Fitsblink has a convenient feature which lets you both identify the asteroids and show the locations of all the asteroids in the displayed image. For this you need access to the services of a program called asteroid_server. This is possible either over the Internet or locally. There are currently no plans for the public release of this program, however you can use the service provided over the Internet. For the availability please check

After you establish your account for the server, you should write the server address, your id and the largest magnitude of asteroids that should be shown into the appropriate fields of the Asteroids tabfolder in the Settings window.
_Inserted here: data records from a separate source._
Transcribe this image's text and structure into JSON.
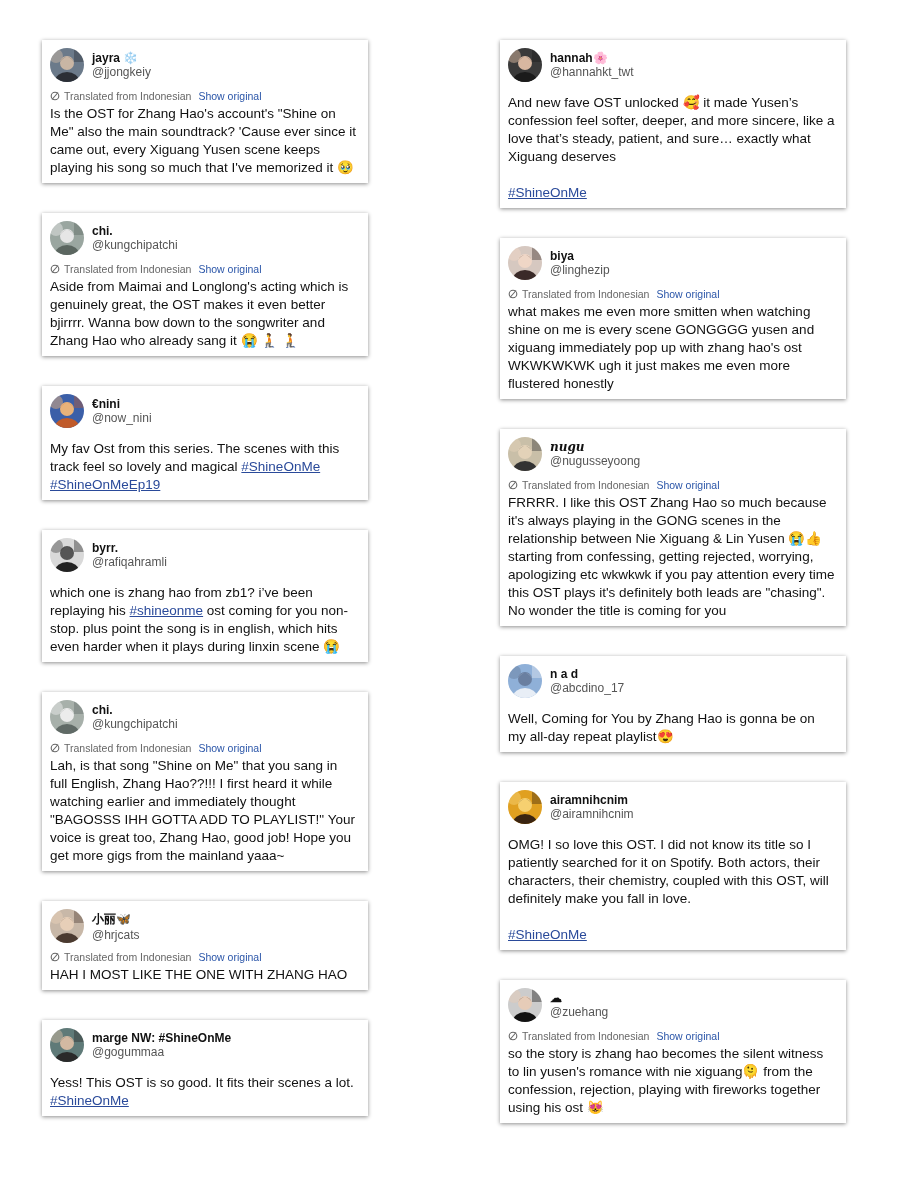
{
  "columns": [
    {
      "tweets": [
        {
          "name": "jayra ❄️",
          "handle": "@jjongkeiy",
          "translated": {
            "note": "Translated from Indonesian",
            "link": "Show original"
          },
          "paragraphs": [
            [
              {
                "kind": "text",
                "text": "Is the OST for Zhang Hao's account's \"Shine on Me\" also the main soundtrack? 'Cause ever since it came out, every Xiguang Yusen scene keeps playing his song so much that I've memorized it 🥹"
              }
            ]
          ]
        },
        {
          "name": "chi.",
          "handle": "@kungchipatchi",
          "translated": {
            "note": "Translated from Indonesian",
            "link": "Show original"
          },
          "paragraphs": [
            [
              {
                "kind": "text",
                "text": "Aside from Maimai and Longlong's acting which is genuinely great, the OST makes it even better bjirrrr. Wanna bow down to the songwriter and Zhang Hao who already sang it 😭 🧎 🧎"
              }
            ]
          ]
        },
        {
          "name": "€nini",
          "handle": "@now_nini",
          "paragraphs": [
            [
              {
                "kind": "text",
                "text": "My fav Ost from this series. The scenes with this track feel so lovely and magical "
              },
              {
                "kind": "hashtag",
                "text": "#ShineOnMe"
              },
              {
                "kind": "hashtag",
                "text": "#ShineOnMeEp19"
              }
            ]
          ]
        },
        {
          "name": "byrr.",
          "handle": "@rafiqahramli",
          "paragraphs": [
            [
              {
                "kind": "text",
                "text": "which one is zhang hao from zb1? i’ve been replaying his "
              },
              {
                "kind": "hashtag",
                "text": "#shineonme"
              },
              {
                "kind": "text",
                "text": " ost coming for you non-stop. plus point the song is in english, which hits even harder when it plays during linxin scene 😭"
              }
            ]
          ]
        },
        {
          "name": "chi.",
          "handle": "@kungchipatchi",
          "translated": {
            "note": "Translated from Indonesian",
            "link": "Show original"
          },
          "paragraphs": [
            [
              {
                "kind": "text",
                "text": "Lah, is that song \"Shine on Me\" that you sang in full English, Zhang Hao??!!! I first heard it while watching earlier and immediately thought \"BAGOSSS IHH GOTTA ADD TO PLAYLIST!\" Your voice is great too, Zhang Hao, good job! Hope you get more gigs from the mainland yaaa~"
              }
            ]
          ]
        },
        {
          "name": "小丽🦋",
          "handle": "@hrjcats",
          "translated": {
            "note": "Translated from Indonesian",
            "link": "Show original"
          },
          "paragraphs": [
            [
              {
                "kind": "text",
                "text": "HAH I MOST LIKE THE ONE WITH ZHANG HAO"
              }
            ]
          ]
        },
        {
          "name": "marge NW: #ShineOnMe",
          "handle": "@gogummaa",
          "paragraphs": [
            [
              {
                "kind": "text",
                "text": "Yess! This OST is so good. It fits their scenes a lot. "
              },
              {
                "kind": "hashtag",
                "text": "#ShineOnMe"
              }
            ]
          ]
        }
      ]
    },
    {
      "tweets": [
        {
          "name": "hannah🌸",
          "handle": "@hannahkt_twt",
          "paragraphs": [
            [
              {
                "kind": "text",
                "text": "And new fave OST unlocked 🥰 it made Yusen’s confession feel softer, deeper, and more sincere, like a love that’s steady, patient, and sure… exactly what Xiguang deserves"
              }
            ],
            [
              {
                "kind": "hashtag",
                "text": "#ShineOnMe"
              }
            ]
          ]
        },
        {
          "name": "biya",
          "handle": "@linghezip",
          "translated": {
            "note": "Translated from Indonesian",
            "link": "Show original"
          },
          "paragraphs": [
            [
              {
                "kind": "text",
                "text": "what makes me even more smitten when watching shine on me is every scene GONGGGG yusen and xiguang immediately pop up with zhang hao's ost WKWKWKWK ugh it just makes me even more flustered honestly"
              }
            ]
          ]
        },
        {
          "name": "𝒏𝒖𝒈𝒖",
          "handle": "@nugusseyoong",
          "translated": {
            "note": "Translated from Indonesian",
            "link": "Show original"
          },
          "paragraphs": [
            [
              {
                "kind": "text",
                "text": "FRRRR. I like this OST Zhang Hao so much because it's always playing in the GONG scenes in the relationship between Nie Xiguang & Lin Yusen 😭👍 starting from confessing, getting rejected, worrying, apologizing etc wkwkwk if you pay attention every time this OST plays it's definitely both leads are \"chasing\". No wonder the title is coming for you"
              }
            ]
          ]
        },
        {
          "name": "n a d",
          "handle": "@abcdino_17",
          "paragraphs": [
            [
              {
                "kind": "text",
                "text": "Well, Coming for You by Zhang Hao is gonna be on my all-day repeat playlist😍"
              }
            ]
          ]
        },
        {
          "name": "airamnihcnim",
          "handle": "@airamnihcnim",
          "paragraphs": [
            [
              {
                "kind": "text",
                "text": "OMG! I so love this OST. I did not know its title so I patiently searched for it on Spotify. Both actors, their characters, their chemistry, coupled with this OST, will definitely make you fall in love."
              }
            ],
            [
              {
                "kind": "hashtag",
                "text": "#ShineOnMe"
              }
            ]
          ]
        },
        {
          "name": "☁",
          "handle": "@zuehang",
          "translated": {
            "note": "Translated from Indonesian",
            "link": "Show original"
          },
          "paragraphs": [
            [
              {
                "kind": "text",
                "text": "so the story is zhang hao becomes the silent witness to lin yusen's romance with nie xiguang🫠 from the confession, rejection, playing with fireworks together using his ost 😻"
              }
            ]
          ]
        }
      ]
    }
  ]
}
This information (along with your IP address which is transmitted automatically) is needed to connect to the server.

12.6 Sending a report

The report window is used for editing and sending astrometry positions to the MPC. It is shown in fig. 9

Figure 9: Astrometry report window.

Sending astrometry reports to MPC requires certain format. Fitsblink writes information about the measurement in this format. Additionally, you have to give some basic information about you and about the measurement. If this information is present in the header of the image file or in the .fitsblinkrc file, it will be inserted in the message if you press the Insert header button. Otherwise you will have to type this information by yourself. You can use the Send astrometry report form as a primitive line editor and add additional information to the file which will be sent. When you press the Send button and comfirm your decision, the message is sent to whatever addresses you wrote into To: and CC: fields. So, be careful with this.

12.7 Settings

The following default settings can be written into file $HOME/.fitsblinkrc by fitsblink and then read at the start-up time.

Figure 10: Catalog paths: these are the places where the supported catalogs can be found.

Figure 11: Observatory settings: Observatory code, observer name(s), telescope name and size and instrument type.

Figure 12: Display settings: color or grey level, delay between blinking images, autolevel parameter and dimensions of the image window.

Figure 13: Mail defaults.

Figure 14: Telescope control commands.

Figure 15: Camera control commands.

Figure 16: Default parameters for star detection routines.

Figure 17: Default parameters for catalog matching routines.

Figure 18: Help system.

Figure 19: Asteroid settings.

next up previous contents
Next: 13. Telescope and CCD Up: Fitsblink 3.13 user manual Previous: 11. Blinking
Jure Skvarc